I have grave concerns for the security of data in the so-called cloud as well as in phones and other stored services. I will not cover the reasons why, but it goes back to my Dad's tendency as a Lawyer/Barrister to be skeptical of almost everything. Anyway, in my circle I seem to be one of the few who read TOS and EULA fine print, so when IT Business Edge publish this on about April 24th this year:
???When you upload or otherwise submit content to our Services, you give Google (and those we work with) a worldwide license to use, host, store, reproduce, modify, create derivative works (such as those resulting from translations, adaptations or other changes we make so that your content works better with our Services), communicate, publish, publicly perform, publicly display and distribute such content."

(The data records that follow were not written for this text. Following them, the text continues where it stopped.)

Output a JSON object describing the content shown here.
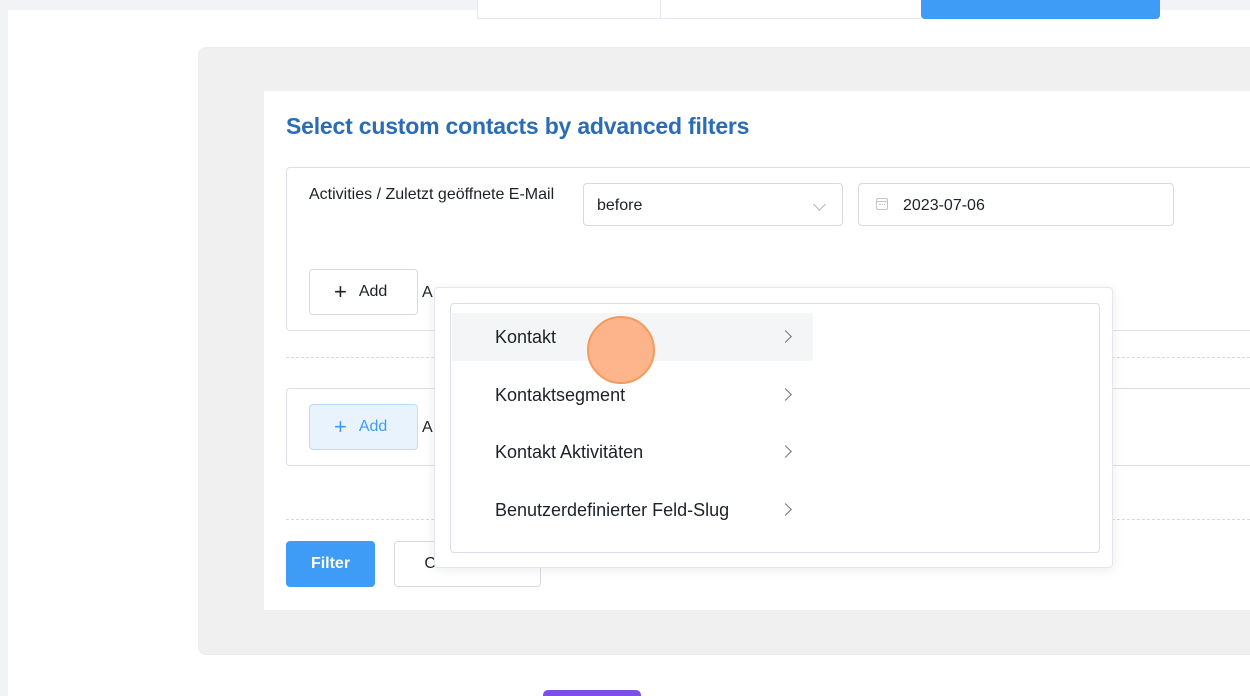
{
  "card": {
    "title": "Select custom contacts by advanced filters"
  },
  "filter_group_1": {
    "label": "Activities / Zuletzt geöffnete E-Mail",
    "operator": "before",
    "date_value": "2023-07-06",
    "add_label": "Add",
    "helper_text_visible": "A"
  },
  "filter_group_2": {
    "add_label": "Add",
    "helper_text_visible": "A"
  },
  "actions": {
    "filter_label": "Filter",
    "clear_label": "Clear Filters"
  },
  "dropdown": {
    "items": [
      {
        "label": "Kontakt"
      },
      {
        "label": "Kontaktsegment"
      },
      {
        "label": "Kontakt Aktivitäten"
      },
      {
        "label": "Benutzerdefinierter Feld-Slug"
      }
    ]
  },
  "colors": {
    "primary": "#3f9cf6",
    "title": "#2b6cb7",
    "accent_purple": "#7b4fe8",
    "cursor": "#f59a5c"
  }
}
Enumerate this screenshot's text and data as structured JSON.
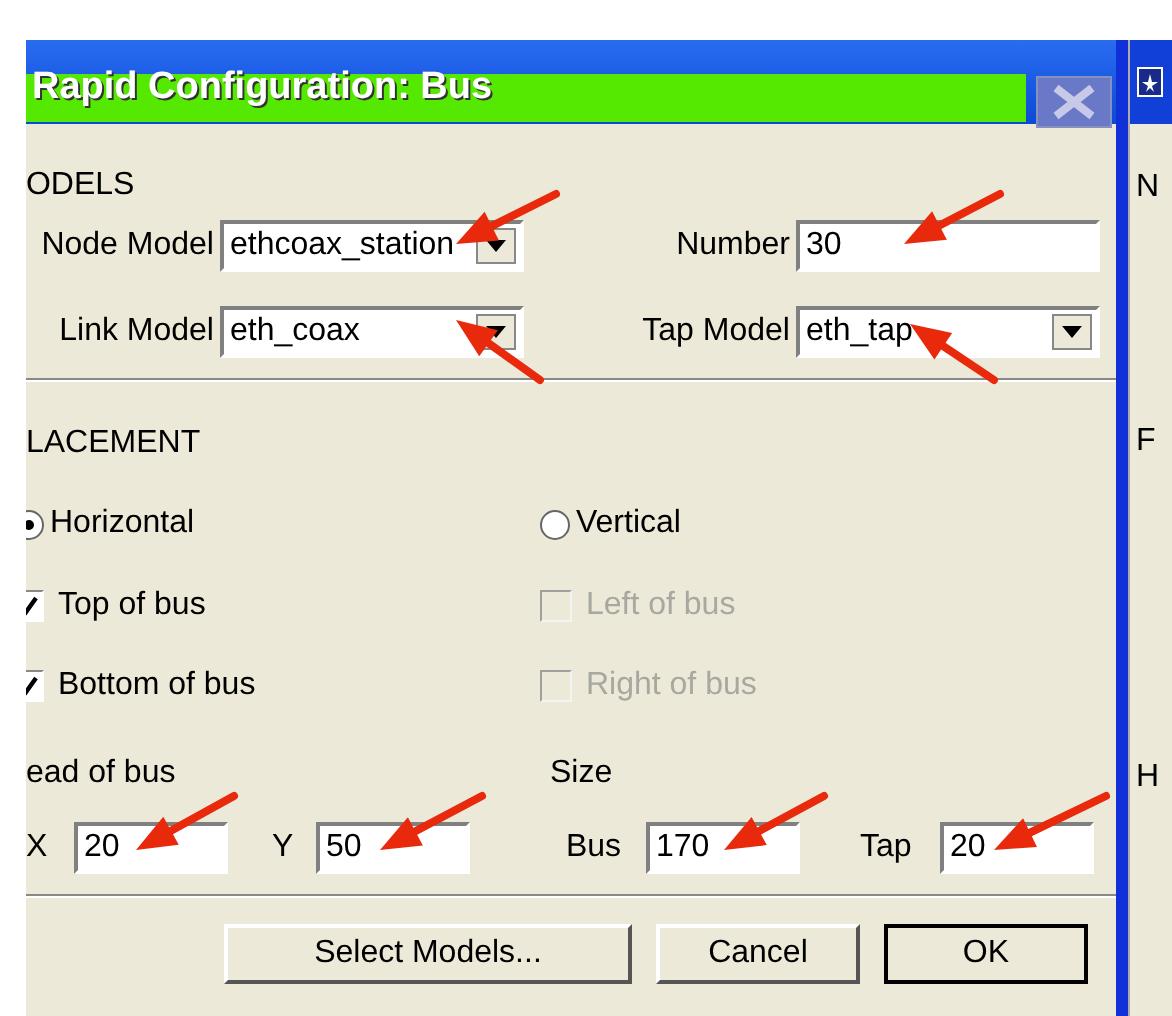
{
  "window": {
    "title": "Rapid Configuration: Bus"
  },
  "models": {
    "heading": "ODELS",
    "fields": [
      {
        "label": "Node Model",
        "value": "ethcoax_station",
        "kind": "dropdown"
      },
      {
        "label": "Number",
        "value": "30",
        "kind": "text"
      },
      {
        "label": "Link Model",
        "value": "eth_coax",
        "kind": "dropdown"
      },
      {
        "label": "Tap Model",
        "value": "eth_tap",
        "kind": "dropdown"
      }
    ]
  },
  "placement": {
    "heading": "LACEMENT",
    "orientation": [
      {
        "label": "Horizontal",
        "selected": true
      },
      {
        "label": "Vertical",
        "selected": false
      }
    ],
    "sides": [
      {
        "label": "Top of bus",
        "checked": true,
        "disabled": false
      },
      {
        "label": "Left of bus",
        "checked": false,
        "disabled": true
      },
      {
        "label": "Bottom of bus",
        "checked": true,
        "disabled": false
      },
      {
        "label": "Right of bus",
        "checked": false,
        "disabled": true
      }
    ]
  },
  "head": {
    "heading": "ead of bus",
    "fields": [
      {
        "label": "X",
        "value": "20"
      },
      {
        "label": "Y",
        "value": "50"
      }
    ]
  },
  "size": {
    "heading": "Size",
    "fields": [
      {
        "label": "Bus",
        "value": "170"
      },
      {
        "label": "Tap",
        "value": "20"
      }
    ]
  },
  "buttons": [
    {
      "label": "Select Models...",
      "default": false
    },
    {
      "label": "Cancel",
      "default": false
    },
    {
      "label": "OK",
      "default": true
    }
  ],
  "side_window": {
    "letters": [
      "N",
      "F",
      "H"
    ]
  }
}
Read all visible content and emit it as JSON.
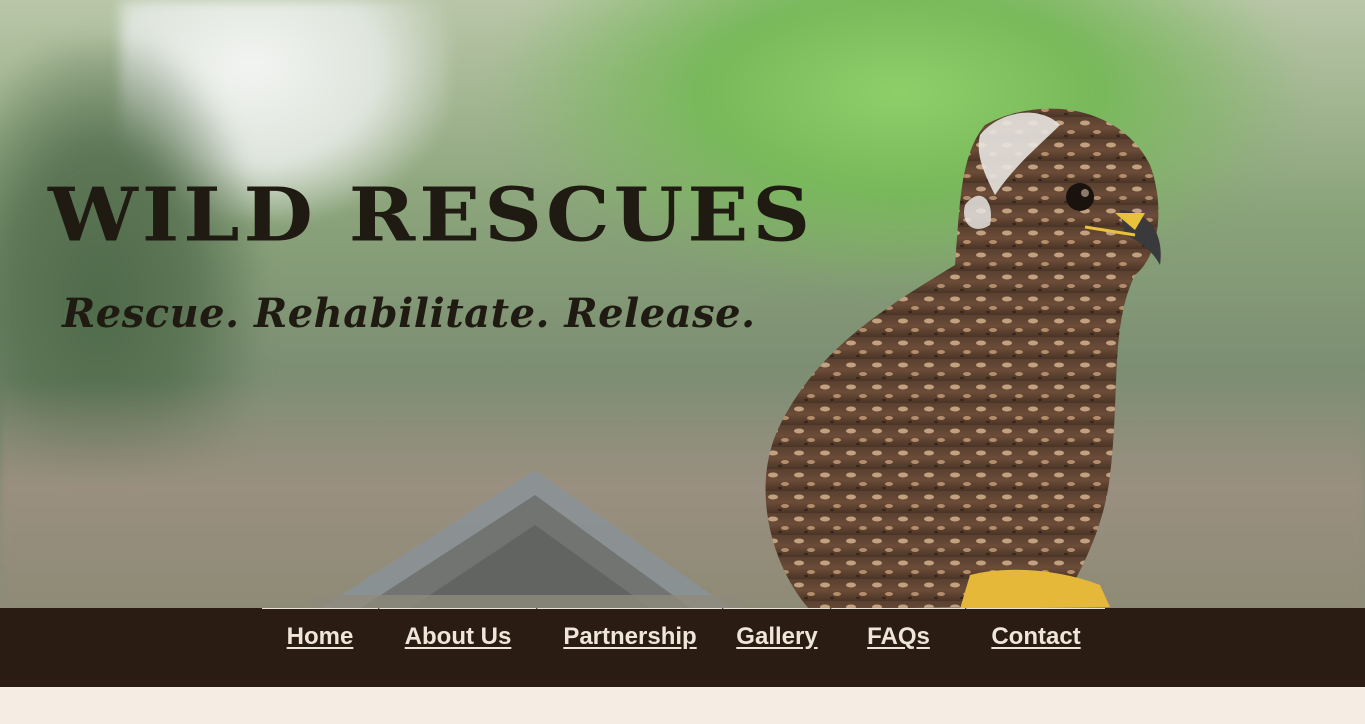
{
  "site": {
    "title": "WILD RESCUES",
    "tagline": "Rescue. Rehabilitate. Release."
  },
  "nav": {
    "items": [
      {
        "label": "Home"
      },
      {
        "label": "About Us"
      },
      {
        "label": "Partnership"
      },
      {
        "label": "Gallery"
      },
      {
        "label": "FAQs"
      },
      {
        "label": "Contact"
      }
    ]
  },
  "colors": {
    "nav_background": "#2a1c12",
    "nav_text": "#efe6da",
    "page_background": "#f5ece3",
    "title_text": "#1f1a12"
  },
  "hero": {
    "image_subject": "hawk-perched-photo"
  }
}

It kind of piques my interest to say the least since my first question is "how wide spread is this clause in the cloud and other private, semi-private, and quasi-private storage areas?"
As they say, just because you are paranoid does not mean they are not out to get you.
My personal opinion is to over-protect personal data, especially when banks, Motor vehicle registries et al, sell your info on to third parties ( amongst many other groups)
Keep Up with TechRepublic